About this exercise ->
This exercise asks for every line of the material that includes the word "have".

____________

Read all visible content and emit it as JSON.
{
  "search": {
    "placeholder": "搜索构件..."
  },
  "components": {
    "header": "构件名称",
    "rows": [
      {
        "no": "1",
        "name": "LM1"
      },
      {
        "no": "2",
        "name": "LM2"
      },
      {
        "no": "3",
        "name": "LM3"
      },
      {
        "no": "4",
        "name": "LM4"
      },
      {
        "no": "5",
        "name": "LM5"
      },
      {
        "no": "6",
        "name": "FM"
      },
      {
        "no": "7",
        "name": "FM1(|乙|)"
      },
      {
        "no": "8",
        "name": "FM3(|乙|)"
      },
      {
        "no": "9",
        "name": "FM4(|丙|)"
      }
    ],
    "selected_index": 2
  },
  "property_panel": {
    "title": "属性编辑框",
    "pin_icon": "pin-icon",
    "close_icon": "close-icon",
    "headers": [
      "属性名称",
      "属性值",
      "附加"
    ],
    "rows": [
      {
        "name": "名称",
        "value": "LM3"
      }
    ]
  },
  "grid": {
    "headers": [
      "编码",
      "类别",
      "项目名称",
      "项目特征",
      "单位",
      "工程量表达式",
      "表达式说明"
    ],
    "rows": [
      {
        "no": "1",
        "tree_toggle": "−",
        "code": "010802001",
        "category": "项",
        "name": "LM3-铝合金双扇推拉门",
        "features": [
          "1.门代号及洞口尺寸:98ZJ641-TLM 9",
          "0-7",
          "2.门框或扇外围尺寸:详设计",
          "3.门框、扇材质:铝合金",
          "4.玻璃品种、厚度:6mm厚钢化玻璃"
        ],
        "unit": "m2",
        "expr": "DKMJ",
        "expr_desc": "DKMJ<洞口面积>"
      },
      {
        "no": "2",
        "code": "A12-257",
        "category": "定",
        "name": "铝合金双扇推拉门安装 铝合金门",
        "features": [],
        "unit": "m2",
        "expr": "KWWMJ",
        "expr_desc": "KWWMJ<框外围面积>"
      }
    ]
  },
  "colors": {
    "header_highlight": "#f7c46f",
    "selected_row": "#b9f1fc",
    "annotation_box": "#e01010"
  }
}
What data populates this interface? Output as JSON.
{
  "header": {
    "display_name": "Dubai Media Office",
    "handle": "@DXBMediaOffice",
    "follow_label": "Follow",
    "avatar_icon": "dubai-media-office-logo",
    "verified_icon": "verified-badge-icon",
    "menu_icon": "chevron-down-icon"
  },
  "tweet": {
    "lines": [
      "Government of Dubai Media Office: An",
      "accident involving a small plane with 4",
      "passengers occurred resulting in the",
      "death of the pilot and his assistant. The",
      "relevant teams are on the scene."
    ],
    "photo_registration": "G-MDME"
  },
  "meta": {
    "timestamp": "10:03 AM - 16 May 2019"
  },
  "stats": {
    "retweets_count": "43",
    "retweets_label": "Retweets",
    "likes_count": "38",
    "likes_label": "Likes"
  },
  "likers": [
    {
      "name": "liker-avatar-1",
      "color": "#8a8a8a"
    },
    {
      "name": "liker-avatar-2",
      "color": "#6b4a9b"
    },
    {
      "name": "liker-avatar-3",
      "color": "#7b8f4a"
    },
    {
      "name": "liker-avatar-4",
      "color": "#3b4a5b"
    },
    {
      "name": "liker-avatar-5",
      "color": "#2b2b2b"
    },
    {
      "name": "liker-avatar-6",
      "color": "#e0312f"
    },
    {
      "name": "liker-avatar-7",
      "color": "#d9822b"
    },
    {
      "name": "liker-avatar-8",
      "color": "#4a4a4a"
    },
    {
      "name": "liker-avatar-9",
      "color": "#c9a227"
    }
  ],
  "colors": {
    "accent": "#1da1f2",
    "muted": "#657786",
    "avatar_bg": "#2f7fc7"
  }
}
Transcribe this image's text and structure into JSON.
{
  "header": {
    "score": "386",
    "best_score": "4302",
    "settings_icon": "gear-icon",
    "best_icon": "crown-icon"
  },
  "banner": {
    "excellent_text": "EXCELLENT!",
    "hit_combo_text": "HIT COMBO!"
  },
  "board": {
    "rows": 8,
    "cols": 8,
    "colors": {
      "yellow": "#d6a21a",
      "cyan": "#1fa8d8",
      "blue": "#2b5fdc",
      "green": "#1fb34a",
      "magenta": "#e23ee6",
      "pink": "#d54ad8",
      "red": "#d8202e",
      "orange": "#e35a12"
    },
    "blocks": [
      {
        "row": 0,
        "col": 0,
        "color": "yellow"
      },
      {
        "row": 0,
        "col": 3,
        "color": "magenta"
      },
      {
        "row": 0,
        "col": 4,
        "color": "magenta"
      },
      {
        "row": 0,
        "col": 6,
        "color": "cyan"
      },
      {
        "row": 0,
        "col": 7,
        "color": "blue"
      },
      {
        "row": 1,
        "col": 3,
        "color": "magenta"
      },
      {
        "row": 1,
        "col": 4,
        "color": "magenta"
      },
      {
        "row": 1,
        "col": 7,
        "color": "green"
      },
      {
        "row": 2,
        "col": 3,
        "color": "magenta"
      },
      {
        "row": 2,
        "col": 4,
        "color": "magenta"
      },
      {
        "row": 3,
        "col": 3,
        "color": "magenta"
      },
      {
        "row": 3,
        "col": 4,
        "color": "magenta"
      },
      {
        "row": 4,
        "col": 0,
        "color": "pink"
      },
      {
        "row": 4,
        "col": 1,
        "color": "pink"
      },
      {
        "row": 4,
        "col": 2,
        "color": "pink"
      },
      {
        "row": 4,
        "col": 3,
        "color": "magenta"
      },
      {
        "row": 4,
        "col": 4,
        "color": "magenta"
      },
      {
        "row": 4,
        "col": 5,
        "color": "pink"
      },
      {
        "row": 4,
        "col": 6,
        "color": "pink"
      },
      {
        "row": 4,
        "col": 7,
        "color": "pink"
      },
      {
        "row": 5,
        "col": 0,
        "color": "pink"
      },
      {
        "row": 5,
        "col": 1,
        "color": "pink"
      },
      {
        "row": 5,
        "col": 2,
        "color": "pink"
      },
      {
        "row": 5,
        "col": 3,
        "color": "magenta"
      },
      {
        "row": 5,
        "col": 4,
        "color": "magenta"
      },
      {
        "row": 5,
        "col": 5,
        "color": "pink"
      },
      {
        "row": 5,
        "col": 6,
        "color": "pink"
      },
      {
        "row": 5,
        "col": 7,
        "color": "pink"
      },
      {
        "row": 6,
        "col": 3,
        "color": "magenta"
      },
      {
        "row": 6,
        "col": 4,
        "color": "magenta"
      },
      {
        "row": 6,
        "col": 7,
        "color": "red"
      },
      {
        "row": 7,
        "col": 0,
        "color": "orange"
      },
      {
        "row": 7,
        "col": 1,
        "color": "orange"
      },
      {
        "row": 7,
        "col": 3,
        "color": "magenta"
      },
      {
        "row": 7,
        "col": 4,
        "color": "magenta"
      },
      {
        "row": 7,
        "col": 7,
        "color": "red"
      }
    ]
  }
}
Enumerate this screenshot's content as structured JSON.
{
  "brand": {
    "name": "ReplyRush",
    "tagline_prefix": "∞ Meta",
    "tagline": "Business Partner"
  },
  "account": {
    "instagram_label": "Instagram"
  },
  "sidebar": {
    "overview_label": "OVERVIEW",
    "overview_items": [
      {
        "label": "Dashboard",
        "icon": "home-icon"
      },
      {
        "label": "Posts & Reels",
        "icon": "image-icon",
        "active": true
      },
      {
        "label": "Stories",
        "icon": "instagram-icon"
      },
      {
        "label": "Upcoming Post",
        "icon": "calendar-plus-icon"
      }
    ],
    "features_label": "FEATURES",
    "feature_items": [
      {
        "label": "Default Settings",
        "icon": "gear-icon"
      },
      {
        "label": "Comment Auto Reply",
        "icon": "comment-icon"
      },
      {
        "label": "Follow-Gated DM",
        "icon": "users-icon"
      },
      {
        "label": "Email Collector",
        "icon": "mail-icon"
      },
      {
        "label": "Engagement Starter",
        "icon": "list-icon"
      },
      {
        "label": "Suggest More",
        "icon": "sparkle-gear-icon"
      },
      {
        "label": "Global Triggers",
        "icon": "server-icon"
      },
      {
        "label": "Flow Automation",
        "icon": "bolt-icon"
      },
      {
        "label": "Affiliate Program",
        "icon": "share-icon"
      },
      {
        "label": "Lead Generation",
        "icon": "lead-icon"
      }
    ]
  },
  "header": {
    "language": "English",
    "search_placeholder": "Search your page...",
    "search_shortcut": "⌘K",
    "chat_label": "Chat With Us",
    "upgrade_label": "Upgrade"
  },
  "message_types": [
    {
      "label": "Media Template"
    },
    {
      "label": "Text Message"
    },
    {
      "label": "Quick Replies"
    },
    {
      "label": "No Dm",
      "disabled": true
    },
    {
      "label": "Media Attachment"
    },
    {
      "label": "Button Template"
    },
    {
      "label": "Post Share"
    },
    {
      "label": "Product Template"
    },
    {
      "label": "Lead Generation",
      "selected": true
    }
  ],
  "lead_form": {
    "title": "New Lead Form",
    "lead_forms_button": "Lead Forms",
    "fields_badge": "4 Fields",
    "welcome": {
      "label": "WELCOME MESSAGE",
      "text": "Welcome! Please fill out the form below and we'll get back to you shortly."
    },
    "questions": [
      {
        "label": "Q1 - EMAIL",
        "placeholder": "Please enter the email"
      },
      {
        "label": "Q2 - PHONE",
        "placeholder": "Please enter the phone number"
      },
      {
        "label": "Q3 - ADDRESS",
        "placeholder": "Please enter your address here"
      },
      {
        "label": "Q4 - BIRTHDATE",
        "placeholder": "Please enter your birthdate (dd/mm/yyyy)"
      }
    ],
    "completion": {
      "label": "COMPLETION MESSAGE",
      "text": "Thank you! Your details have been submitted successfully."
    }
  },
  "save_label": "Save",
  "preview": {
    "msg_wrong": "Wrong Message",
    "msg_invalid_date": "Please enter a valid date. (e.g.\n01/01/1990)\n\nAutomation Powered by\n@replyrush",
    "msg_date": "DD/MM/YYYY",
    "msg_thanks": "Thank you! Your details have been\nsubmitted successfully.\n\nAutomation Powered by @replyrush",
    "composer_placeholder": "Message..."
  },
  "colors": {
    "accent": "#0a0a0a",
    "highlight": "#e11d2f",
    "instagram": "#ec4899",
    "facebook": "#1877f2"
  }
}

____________

Exercise response ->
      "text": "Thank you! Your details have been submitted successfully."
    "msg_thanks": "Thank you! Your details have been\nsubmitted successfully.\n\nAutomation Powered by @replyrush",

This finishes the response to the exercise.